# Required action:
An exact copy of every record, without the pictures, is what should come back.

----------------

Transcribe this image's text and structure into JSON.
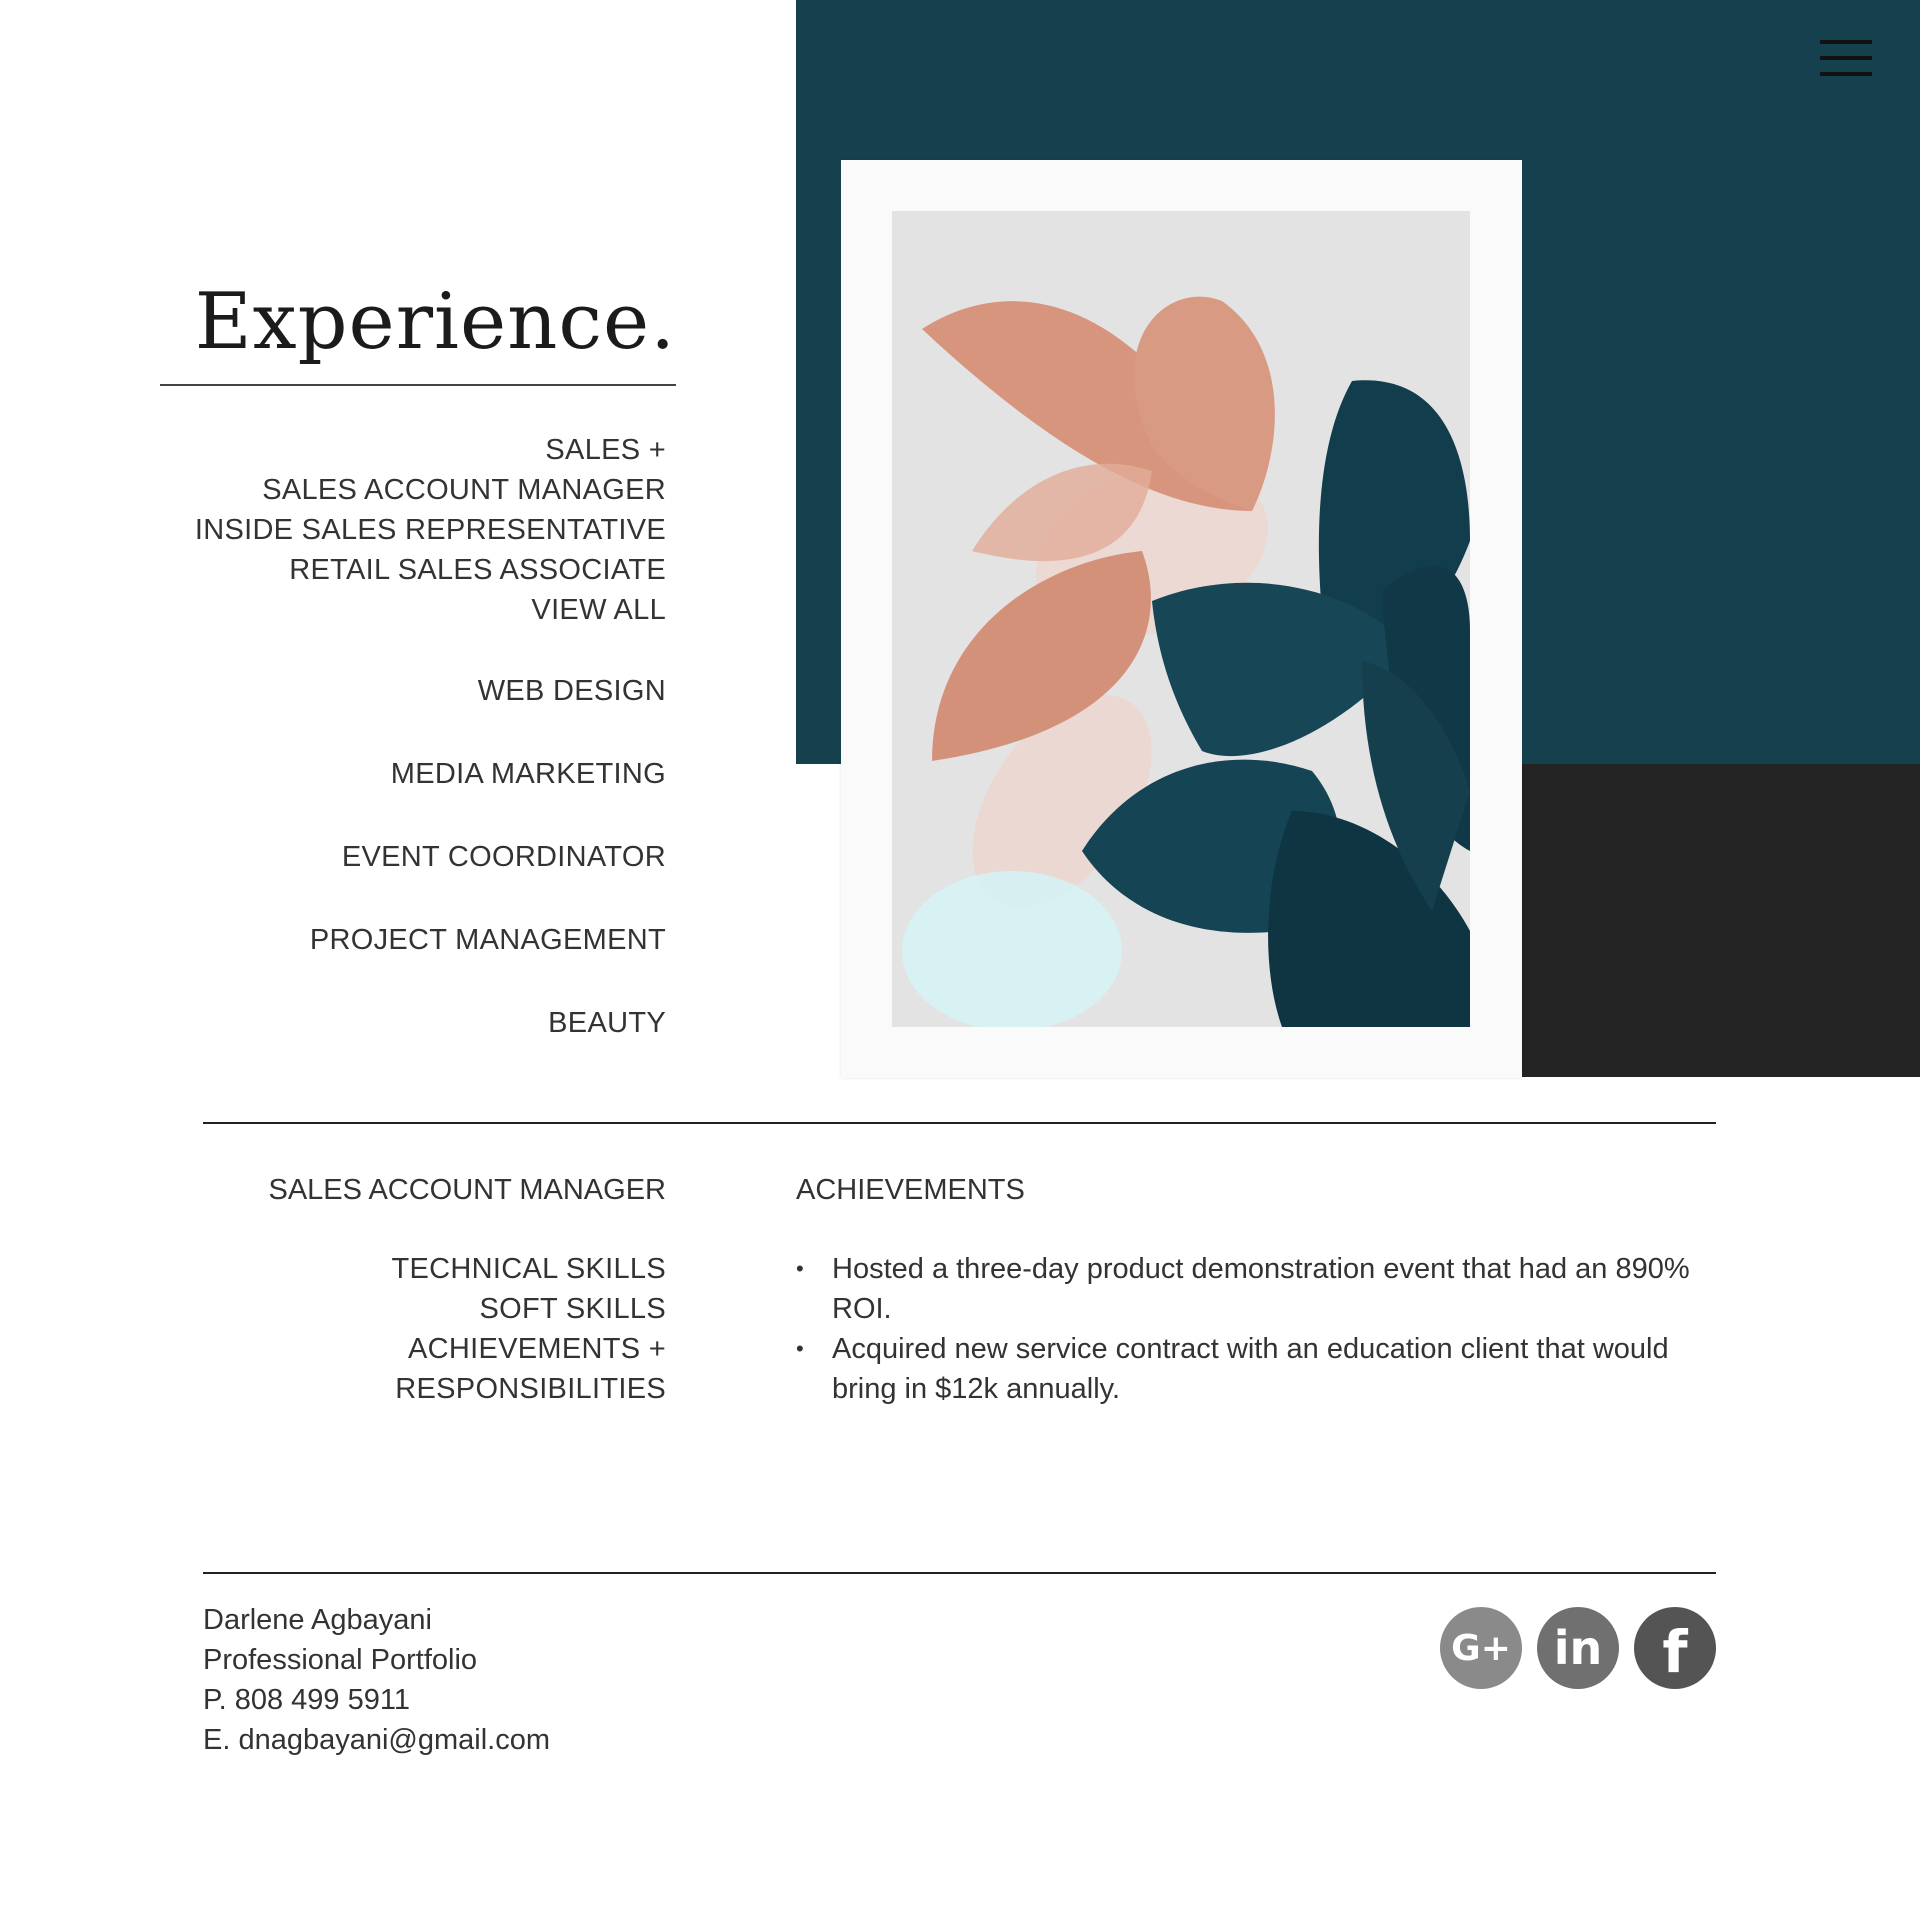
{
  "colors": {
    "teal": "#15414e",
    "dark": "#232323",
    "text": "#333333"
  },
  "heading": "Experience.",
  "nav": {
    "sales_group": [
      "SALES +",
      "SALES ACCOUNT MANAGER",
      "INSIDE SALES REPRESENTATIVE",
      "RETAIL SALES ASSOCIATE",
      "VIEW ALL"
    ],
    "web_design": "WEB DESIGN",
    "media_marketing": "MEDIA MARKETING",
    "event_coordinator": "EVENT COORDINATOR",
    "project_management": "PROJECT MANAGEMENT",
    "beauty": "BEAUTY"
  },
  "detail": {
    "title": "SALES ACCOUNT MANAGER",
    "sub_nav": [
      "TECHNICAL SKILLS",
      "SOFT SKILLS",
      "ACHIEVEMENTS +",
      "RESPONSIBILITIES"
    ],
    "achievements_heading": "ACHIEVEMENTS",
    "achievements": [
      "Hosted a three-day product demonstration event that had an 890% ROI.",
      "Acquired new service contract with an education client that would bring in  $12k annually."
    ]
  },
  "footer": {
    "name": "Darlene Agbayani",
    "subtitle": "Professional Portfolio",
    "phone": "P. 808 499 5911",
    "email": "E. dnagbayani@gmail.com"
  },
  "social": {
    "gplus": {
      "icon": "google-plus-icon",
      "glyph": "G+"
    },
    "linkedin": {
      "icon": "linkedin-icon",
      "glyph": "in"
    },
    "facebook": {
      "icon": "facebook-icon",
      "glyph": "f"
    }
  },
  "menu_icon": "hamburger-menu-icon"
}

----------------

# Final answer:
Transcribe this image's text and structure into JSON.
{
  "colors": {
    "teal": "#15414e",
    "dark": "#232323",
    "text": "#333333"
  },
  "heading": "Experience.",
  "nav": {
    "sales_group": [
      "SALES +",
      "SALES ACCOUNT MANAGER",
      "INSIDE SALES REPRESENTATIVE",
      "RETAIL SALES ASSOCIATE",
      "VIEW ALL"
    ],
    "web_design": "WEB DESIGN",
    "media_marketing": "MEDIA MARKETING",
    "event_coordinator": "EVENT COORDINATOR",
    "project_management": "PROJECT MANAGEMENT",
    "beauty": "BEAUTY"
  },
  "detail": {
    "title": "SALES ACCOUNT MANAGER",
    "sub_nav": [
      "TECHNICAL SKILLS",
      "SOFT SKILLS",
      "ACHIEVEMENTS +",
      "RESPONSIBILITIES"
    ],
    "achievements_heading": "ACHIEVEMENTS",
    "achievements": [
      "Hosted a three-day product demonstration event that had an 890% ROI.",
      "Acquired new service contract with an education client that would bring in  $12k annually."
    ]
  },
  "footer": {
    "name": "Darlene Agbayani",
    "subtitle": "Professional Portfolio",
    "phone": "P. 808 499 5911",
    "email": "E. dnagbayani@gmail.com"
  },
  "social": {
    "gplus": {
      "icon": "google-plus-icon",
      "glyph": "G+"
    },
    "linkedin": {
      "icon": "linkedin-icon",
      "glyph": "in"
    },
    "facebook": {
      "icon": "facebook-icon",
      "glyph": "f"
    }
  },
  "menu_icon": "hamburger-menu-icon"
}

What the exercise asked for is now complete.